* [Instructions for the task]: What follows is a set of records; copy all of it exactly.

########################################

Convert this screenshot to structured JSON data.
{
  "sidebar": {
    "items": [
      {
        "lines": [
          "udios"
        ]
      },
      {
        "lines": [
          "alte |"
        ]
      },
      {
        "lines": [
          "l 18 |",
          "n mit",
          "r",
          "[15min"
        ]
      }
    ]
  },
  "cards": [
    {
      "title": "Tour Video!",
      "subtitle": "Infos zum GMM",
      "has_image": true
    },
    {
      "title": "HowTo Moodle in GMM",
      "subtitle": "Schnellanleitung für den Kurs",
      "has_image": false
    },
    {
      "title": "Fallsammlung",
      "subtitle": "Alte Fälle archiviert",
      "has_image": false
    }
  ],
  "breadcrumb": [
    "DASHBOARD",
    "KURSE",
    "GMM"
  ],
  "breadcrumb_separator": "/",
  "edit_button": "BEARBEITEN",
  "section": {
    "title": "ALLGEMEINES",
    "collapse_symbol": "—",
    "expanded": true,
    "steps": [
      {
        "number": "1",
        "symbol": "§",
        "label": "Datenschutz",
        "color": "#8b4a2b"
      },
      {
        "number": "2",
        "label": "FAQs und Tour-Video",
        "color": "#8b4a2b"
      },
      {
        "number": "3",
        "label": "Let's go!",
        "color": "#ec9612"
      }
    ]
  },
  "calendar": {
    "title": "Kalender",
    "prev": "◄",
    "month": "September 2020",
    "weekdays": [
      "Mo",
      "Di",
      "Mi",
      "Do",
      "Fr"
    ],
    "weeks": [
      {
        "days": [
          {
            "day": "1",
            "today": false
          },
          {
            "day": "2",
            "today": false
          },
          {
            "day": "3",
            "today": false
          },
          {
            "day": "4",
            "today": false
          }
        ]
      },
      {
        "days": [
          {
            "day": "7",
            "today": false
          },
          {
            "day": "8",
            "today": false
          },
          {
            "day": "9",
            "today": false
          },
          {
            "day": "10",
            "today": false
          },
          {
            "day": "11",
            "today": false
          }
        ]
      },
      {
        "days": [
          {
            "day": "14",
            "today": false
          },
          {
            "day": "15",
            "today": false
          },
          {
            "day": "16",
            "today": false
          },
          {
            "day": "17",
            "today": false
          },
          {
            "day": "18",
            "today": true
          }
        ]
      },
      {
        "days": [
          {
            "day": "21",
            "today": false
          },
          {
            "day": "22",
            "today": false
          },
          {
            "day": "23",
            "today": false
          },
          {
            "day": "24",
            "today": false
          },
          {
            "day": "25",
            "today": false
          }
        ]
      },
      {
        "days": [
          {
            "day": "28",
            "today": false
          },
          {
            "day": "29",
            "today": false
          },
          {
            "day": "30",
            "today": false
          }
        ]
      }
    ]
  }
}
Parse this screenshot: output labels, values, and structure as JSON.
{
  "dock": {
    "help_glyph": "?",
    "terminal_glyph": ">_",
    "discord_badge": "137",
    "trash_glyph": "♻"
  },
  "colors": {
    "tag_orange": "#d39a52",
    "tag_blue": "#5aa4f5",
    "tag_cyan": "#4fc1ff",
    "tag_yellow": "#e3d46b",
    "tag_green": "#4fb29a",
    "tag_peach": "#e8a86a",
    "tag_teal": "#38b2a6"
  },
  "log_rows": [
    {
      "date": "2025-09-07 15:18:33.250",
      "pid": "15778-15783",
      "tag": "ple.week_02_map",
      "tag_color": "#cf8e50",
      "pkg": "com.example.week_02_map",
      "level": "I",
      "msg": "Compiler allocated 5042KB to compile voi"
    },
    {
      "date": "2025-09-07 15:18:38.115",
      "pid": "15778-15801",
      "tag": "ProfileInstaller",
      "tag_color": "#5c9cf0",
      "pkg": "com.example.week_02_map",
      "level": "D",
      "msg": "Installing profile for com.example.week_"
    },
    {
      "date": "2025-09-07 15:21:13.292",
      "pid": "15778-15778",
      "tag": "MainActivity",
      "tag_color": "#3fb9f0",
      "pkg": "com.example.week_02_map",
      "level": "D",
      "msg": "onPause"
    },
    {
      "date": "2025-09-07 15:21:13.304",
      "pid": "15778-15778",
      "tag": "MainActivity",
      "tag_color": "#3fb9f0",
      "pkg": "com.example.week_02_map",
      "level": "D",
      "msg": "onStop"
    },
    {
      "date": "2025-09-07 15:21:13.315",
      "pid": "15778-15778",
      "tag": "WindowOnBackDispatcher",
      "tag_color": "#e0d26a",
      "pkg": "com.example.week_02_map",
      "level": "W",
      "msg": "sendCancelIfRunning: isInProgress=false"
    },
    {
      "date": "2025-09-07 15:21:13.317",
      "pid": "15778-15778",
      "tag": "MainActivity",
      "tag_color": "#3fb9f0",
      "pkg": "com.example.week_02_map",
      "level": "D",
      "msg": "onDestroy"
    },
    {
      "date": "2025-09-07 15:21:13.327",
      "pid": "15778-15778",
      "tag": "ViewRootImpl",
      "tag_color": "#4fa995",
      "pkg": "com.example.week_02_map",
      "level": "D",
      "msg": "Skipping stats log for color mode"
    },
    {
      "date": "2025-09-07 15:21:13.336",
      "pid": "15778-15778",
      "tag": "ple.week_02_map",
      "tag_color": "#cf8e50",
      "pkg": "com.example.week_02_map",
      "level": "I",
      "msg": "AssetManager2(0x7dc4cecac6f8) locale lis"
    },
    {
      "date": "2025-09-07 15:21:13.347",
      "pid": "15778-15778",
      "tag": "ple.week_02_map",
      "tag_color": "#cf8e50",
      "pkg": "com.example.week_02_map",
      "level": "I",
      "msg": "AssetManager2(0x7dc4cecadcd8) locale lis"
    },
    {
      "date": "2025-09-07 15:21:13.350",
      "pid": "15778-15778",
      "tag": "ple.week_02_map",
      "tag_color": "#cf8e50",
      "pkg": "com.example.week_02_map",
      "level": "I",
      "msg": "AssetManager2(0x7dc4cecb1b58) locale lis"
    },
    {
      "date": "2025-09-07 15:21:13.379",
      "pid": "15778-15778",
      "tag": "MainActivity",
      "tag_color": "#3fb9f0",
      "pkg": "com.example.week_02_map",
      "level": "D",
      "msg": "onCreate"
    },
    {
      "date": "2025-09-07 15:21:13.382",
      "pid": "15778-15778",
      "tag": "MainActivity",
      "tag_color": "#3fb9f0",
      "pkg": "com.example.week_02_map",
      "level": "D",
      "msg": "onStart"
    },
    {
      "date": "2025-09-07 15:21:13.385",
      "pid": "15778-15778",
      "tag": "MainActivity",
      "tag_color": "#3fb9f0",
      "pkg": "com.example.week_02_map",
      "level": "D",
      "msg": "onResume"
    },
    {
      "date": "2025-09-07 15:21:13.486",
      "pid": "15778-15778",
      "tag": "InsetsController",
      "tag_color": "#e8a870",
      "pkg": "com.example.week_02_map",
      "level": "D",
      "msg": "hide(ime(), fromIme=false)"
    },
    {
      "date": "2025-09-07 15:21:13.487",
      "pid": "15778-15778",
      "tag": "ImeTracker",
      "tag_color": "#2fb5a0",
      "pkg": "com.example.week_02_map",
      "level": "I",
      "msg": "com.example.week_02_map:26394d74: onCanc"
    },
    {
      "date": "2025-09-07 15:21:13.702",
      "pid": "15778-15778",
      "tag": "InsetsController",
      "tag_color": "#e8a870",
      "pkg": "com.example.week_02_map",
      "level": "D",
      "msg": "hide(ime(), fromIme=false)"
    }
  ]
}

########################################

* [Expected output]:
Convert this screenshot to structured JSON data.
{
  "sidebar": {
    "items": [
      {
        "lines": [
          "udios"
        ]
      },
      {
        "lines": [
          "alte |"
        ]
      },
      {
        "lines": [
          "l 18 |",
          "n mit",
          "r",
          "[15min"
        ]
      }
    ]
  },
  "cards": [
    {
      "title": "Tour Video!",
      "subtitle": "Infos zum GMM",
      "has_image": true
    },
    {
      "title": "HowTo Moodle in GMM",
      "subtitle": "Schnellanleitung für den Kurs",
      "has_image": false
    },
    {
      "title": "Fallsammlung",
      "subtitle": "Alte Fälle archiviert",
      "has_image": false
    }
  ],
  "breadcrumb": [
    "DASHBOARD",
    "KURSE",
    "GMM"
  ],
  "breadcrumb_separator": "/",
  "edit_button": "BEARBEITEN",
  "section": {
    "title": "ALLGEMEINES",
    "collapse_symbol": "—",
    "expanded": true,
    "steps": [
      {
        "number": "1",
        "symbol": "§",
        "label": "Datenschutz",
        "color": "#8b4a2b"
      },
      {
        "number": "2",
        "label": "FAQs und Tour-Video",
        "color": "#8b4a2b"
      },
      {
        "number": "3",
        "label": "Let's go!",
        "color": "#ec9612"
      }
    ]
  },
  "calendar": {
    "title": "Kalender",
    "prev": "◄",
    "month": "September 2020",
    "weekdays": [
      "Mo",
      "Di",
      "Mi",
      "Do",
      "Fr"
    ],
    "weeks": [
      {
        "days": [
          {
            "day": "1",
            "today": false
          },
          {
            "day": "2",
            "today": false
          },
          {
            "day": "3",
            "today": false
          },
          {
            "day": "4",
            "today": false
          }
        ]
      },
      {
        "days": [
          {
            "day": "7",
            "today": false
          },
          {
            "day": "8",
            "today": false
          },
          {
            "day": "9",
            "today": false
          },
          {
            "day": "10",
            "today": false
          },
          {
            "day": "11",
            "today": false
          }
        ]
      },
      {
        "days": [
          {
            "day": "14",
            "today": false
          },
          {
            "day": "15",
            "today": false
          },
          {
            "day": "16",
            "today": false
          },
          {
            "day": "17",
            "today": false
          },
          {
            "day": "18",
            "today": true
          }
        ]
      },
      {
        "days": [
          {
            "day": "21",
            "today": false
          },
          {
            "day": "22",
            "today": false
          },
          {
            "day": "23",
            "today": false
          },
          {
            "day": "24",
            "today": false
          },
          {
            "day": "25",
            "today": false
          }
        ]
      },
      {
        "days": [
          {
            "day": "28",
            "today": false
          },
          {
            "day": "29",
            "today": false
          },
          {
            "day": "30",
            "today": false
          }
        ]
      }
    ]
  }
}
Parse this screenshot: output labels, values, and structure as JSON.
{
  "dock": {
    "help_glyph": "?",
    "terminal_glyph": ">_",
    "discord_badge": "137",
    "trash_glyph": "♻"
  },
  "colors": {
    "tag_orange": "#d39a52",
    "tag_blue": "#5aa4f5",
    "tag_cyan": "#4fc1ff",
    "tag_yellow": "#e3d46b",
    "tag_green": "#4fb29a",
    "tag_peach": "#e8a86a",
    "tag_teal": "#38b2a6"
  },
  "log_rows": [
    {
      "date": "2025-09-07 15:18:33.250",
      "pid": "15778-15783",
      "tag": "ple.week_02_map",
      "tag_color": "#cf8e50",
      "pkg": "com.example.week_02_map",
      "level": "I",
      "msg": "Compiler allocated 5042KB to compile voi"
    },
    {
      "date": "2025-09-07 15:18:38.115",
      "pid": "15778-15801",
      "tag": "ProfileInstaller",
      "tag_color": "#5c9cf0",
      "pkg": "com.example.week_02_map",
      "level": "D",
      "msg": "Installing profile for com.example.week_"
    },
    {
      "date": "2025-09-07 15:21:13.292",
      "pid": "15778-15778",
      "tag": "MainActivity",
      "tag_color": "#3fb9f0",
      "pkg": "com.example.week_02_map",
      "level": "D",
      "msg": "onPause"
    },
    {
      "date": "2025-09-07 15:21:13.304",
      "pid": "15778-15778",
      "tag": "MainActivity",
      "tag_color": "#3fb9f0",
      "pkg": "com.example.week_02_map",
      "level": "D",
      "msg": "onStop"
    },
    {
      "date": "2025-09-07 15:21:13.315",
      "pid": "15778-15778",
      "tag": "WindowOnBackDispatcher",
      "tag_color": "#e0d26a",
      "pkg": "com.example.week_02_map",
      "level": "W",
      "msg": "sendCancelIfRunning: isInProgress=false"
    },
    {
      "date": "2025-09-07 15:21:13.317",
      "pid": "15778-15778",
      "tag": "MainActivity",
      "tag_color": "#3fb9f0",
      "pkg": "com.example.week_02_map",
      "level": "D",
      "msg": "onDestroy"
    },
    {
      "date": "2025-09-07 15:21:13.327",
      "pid": "15778-15778",
      "tag": "ViewRootImpl",
      "tag_color": "#4fa995",
      "pkg": "com.example.week_02_map",
      "level": "D",
      "msg": "Skipping stats log for color mode"
    },
    {
      "date": "2025-09-07 15:21:13.336",
      "pid": "15778-15778",
      "tag": "ple.week_02_map",
      "tag_color": "#cf8e50",
      "pkg": "com.example.week_02_map",
      "level": "I",
      "msg": "AssetManager2(0x7dc4cecac6f8) locale lis"
    },
    {
      "date": "2025-09-07 15:21:13.347",
      "pid": "15778-15778",
      "tag": "ple.week_02_map",
      "tag_color": "#cf8e50",
      "pkg": "com.example.week_02_map",
      "level": "I",
      "msg": "AssetManager2(0x7dc4cecadcd8) locale lis"
    },
    {
      "date": "2025-09-07 15:21:13.350",
      "pid": "15778-15778",
      "tag": "ple.week_02_map",
      "tag_color": "#cf8e50",
      "pkg": "com.example.week_02_map",
      "level": "I",
      "msg": "AssetManager2(0x7dc4cecb1b58) locale lis"
    },
    {
      "date": "2025-09-07 15:21:13.379",
      "pid": "15778-15778",
      "tag": "MainActivity",
      "tag_color": "#3fb9f0",
      "pkg": "com.example.week_02_map",
      "level": "D",
      "msg": "onCreate"
    },
    {
      "date": "2025-09-07 15:21:13.382",
      "pid": "15778-15778",
      "tag": "MainActivity",
      "tag_color": "#3fb9f0",
      "pkg": "com.example.week_02_map",
      "level": "D",
      "msg": "onStart"
    },
    {
      "date": "2025-09-07 15:21:13.385",
      "pid": "15778-15778",
      "tag": "MainActivity",
      "tag_color": "#3fb9f0",
      "pkg": "com.example.week_02_map",
      "level": "D",
      "msg": "onResume"
    },
    {
      "date": "2025-09-07 15:21:13.486",
      "pid": "15778-15778",
      "tag": "InsetsController",
      "tag_color": "#e8a870",
      "pkg": "com.example.week_02_map",
      "level": "D",
      "msg": "hide(ime(), fromIme=false)"
    },
    {
      "date": "2025-09-07 15:21:13.487",
      "pid": "15778-15778",
      "tag": "ImeTracker",
      "tag_color": "#2fb5a0",
      "pkg": "com.example.week_02_map",
      "level": "I",
      "msg": "com.example.week_02_map:26394d74: onCanc"
    },
    {
      "date": "2025-09-07 15:21:13.702",
      "pid": "15778-15778",
      "tag": "InsetsController",
      "tag_color": "#e8a870",
      "pkg": "com.example.week_02_map",
      "level": "D",
      "msg": "hide(ime(), fromIme=false)"
    }
  ]
}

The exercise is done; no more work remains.